By Rahul Desai
Two films this year delve into the art of mental recollection. Both of them rely on the visual language of hindsight. And both draw a clear distinction between flashbacks (a narrative device) and memories (a thinking device). Most importantly, both – Jennifer Fox’s The Tale and Deb Medhekar’s Bioscopewala – are centered on protagonists who make documentary films for a living.
The Tale is a superbly constructed autobiographical account of its own director. Laura Dern plays Jennifer Fox, an acclaimed documentary maker who, while reading through her childhood essays, discovers that she might have been sexually abused as a 13-year-old girl. The “older man” she once thought to be her first lover was in fact a 40-year-old predator who exploited her vulnerability at summer camp. Young writers tend to perceive themselves as mature beyond their years, and Jennifer was no different. In her own mind, she was a deeply perceptive teenager perfectly in control of an unusual situation. As it turns out, the ‘affair’ is something that ended up subconsciously haunting her for decades.

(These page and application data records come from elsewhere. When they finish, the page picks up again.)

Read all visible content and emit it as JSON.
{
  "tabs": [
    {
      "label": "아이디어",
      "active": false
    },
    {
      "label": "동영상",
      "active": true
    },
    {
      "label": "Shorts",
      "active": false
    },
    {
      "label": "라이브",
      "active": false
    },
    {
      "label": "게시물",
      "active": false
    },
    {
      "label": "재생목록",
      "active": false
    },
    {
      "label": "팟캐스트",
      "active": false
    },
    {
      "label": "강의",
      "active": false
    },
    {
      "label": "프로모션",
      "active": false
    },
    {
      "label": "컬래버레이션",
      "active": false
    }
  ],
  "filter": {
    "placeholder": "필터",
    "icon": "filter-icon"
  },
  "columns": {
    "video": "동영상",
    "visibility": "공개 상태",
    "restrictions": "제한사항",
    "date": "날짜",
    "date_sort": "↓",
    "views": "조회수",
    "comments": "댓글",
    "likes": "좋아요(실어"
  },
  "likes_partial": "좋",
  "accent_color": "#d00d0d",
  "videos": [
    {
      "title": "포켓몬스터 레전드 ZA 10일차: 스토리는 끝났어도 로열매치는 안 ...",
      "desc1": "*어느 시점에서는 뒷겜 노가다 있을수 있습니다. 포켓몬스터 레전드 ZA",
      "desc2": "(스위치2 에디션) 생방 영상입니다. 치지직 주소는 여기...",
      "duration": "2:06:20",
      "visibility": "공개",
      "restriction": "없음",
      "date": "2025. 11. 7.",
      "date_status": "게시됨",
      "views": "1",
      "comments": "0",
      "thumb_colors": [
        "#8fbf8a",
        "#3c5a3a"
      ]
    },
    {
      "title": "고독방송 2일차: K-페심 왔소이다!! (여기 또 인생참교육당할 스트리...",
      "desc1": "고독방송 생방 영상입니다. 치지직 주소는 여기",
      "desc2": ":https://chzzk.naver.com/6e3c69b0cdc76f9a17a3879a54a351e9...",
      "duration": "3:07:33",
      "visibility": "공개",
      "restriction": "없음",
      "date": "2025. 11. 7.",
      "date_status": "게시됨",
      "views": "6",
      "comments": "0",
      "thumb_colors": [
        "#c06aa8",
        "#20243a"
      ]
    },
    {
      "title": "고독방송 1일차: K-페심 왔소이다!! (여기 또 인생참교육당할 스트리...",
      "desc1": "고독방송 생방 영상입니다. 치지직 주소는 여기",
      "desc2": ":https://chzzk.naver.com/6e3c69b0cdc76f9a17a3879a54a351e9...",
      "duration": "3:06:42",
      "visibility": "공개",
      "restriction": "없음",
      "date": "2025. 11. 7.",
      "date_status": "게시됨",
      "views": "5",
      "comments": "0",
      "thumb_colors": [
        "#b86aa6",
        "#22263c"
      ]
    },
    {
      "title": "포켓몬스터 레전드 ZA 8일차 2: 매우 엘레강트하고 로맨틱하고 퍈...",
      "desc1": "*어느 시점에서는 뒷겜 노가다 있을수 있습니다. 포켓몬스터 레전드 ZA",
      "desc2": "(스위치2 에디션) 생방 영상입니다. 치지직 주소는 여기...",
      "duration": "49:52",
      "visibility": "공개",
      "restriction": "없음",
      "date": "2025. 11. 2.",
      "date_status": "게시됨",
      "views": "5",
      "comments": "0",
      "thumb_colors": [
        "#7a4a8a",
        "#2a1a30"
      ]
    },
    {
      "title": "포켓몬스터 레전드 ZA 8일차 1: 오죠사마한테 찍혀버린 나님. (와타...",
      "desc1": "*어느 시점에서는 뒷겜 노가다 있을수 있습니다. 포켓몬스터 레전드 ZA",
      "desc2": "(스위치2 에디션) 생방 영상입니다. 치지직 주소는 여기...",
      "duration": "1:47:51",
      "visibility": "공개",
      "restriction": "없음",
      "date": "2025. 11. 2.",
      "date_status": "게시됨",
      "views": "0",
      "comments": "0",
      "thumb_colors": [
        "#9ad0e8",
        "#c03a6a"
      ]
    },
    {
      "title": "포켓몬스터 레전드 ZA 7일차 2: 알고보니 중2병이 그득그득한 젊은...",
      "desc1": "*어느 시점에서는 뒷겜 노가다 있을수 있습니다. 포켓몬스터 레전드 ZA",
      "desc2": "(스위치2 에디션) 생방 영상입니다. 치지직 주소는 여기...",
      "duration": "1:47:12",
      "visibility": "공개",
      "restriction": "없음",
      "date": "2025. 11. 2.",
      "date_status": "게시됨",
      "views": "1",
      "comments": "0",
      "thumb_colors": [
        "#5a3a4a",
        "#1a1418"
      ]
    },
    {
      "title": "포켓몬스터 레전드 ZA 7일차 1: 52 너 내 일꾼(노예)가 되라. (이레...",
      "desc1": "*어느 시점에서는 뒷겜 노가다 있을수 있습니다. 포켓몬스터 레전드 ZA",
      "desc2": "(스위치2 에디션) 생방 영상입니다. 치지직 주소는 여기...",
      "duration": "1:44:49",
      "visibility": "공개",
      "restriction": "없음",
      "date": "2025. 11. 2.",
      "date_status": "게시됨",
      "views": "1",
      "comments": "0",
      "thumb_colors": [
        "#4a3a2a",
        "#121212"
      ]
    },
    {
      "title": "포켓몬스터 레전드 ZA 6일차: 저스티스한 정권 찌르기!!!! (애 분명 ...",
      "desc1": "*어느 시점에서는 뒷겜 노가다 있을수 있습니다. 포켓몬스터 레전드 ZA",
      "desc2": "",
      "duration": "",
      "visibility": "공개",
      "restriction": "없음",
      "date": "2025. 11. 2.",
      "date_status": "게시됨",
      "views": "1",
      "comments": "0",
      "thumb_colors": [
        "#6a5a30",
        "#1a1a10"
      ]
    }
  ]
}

The trauma wasn’t ever visible; instead, it quietly dripped into various aspects of her personality – she didn’t marry, avoided making a family and traveled the world in search of (filmable) pain.
As she begins processing those faded images as an independent 48-year-old lady, she treats the lost phase as the documentary she never made. She even imagines speaking to “characters” from the time, including her oblivious teenaged self, almost as if she were hoping for them to tell her that she wasn’t the star of the film.
Bioscopewala is a modern-day adaptation of Rabindranath Tagore’s short story Kabuliwala. Geetanjali Thapa plays Minnie, a Paris-based film student who returns to Kolkata after her estranged father perishes in a plane crash. She discovers that his presence on the doomed flight is somehow related to an old, senile ex-convict named Rehmat (Danny Denzongpa), who is now in her custody. Slowly but surely, as she delves deeper into his story, Minnie remembers the Rehmat she once knew. He was the harbinger of celluloid dreams for the children of her locality, but he was also her father figure – a grief-stricken Afghani immigrant who found solace in Minnie just as she did in him. Their two incomplete stories merge to form one. Unlike Jennifer’s, their equation was pure. Like Jennifer, she was neglected by her parents – a “condition” that might have manufactured the desire to recognize every story but her own.
The two women go about investigating their own past, looking up familiar faces from a bygone time and dipping into their memories – essentially re-examining a discarded black-and-white picture through the lens finder of adulthood. In doing so, they try to piece together the film others saw, rather than the one they experienced.
Rarely do the lead characters’ vocational roles play an important part in the resolutions of their individual journeys. But in such cases, it’s less about showing the job they do, and more about showing what the jobs do to them. One would imagine there is inherently nobody more equipped than a documentary maker – the discerning recorder of other lives – to assemble, and reinterpret, the lost footage of their own lives. Memories are, after all, pieces of footage scattered across the mind’s editing suite.
But that’s the beauty of these two particular films. They present two women in the best position to piece together the fragments of their own history, but also two storytellers who realize that they might have buried the corpses of their own first acts to dig up the narratives of others. On one hand, it was those experiences that drove them to locate bits of themselves in strangers’ lives. On the other hand, it’s this ingrained sense of storytelling that allows them to turn their memories into full-fledged flashbacks.
Jennifer and Minnie were the protagonists of definitive documentaries unfurling right under their nose. And now they find themselves pulling on all their professional expertise – wading in their own streams of consciousness – in order to unlock a personal prison. It allows them to sift through hours and years of thoughts, update and un-pixelate the angles and adapt them through the prism of prudence.
The craft of filmmaking, in this context, defines the humanity of people who live through stories. Like most documentary makers worth their salt, the two creators simply open their ears again. This time, they listen to their story instead of telling it. They become the classic words of the tale and the coloured images rushing through a bioscope.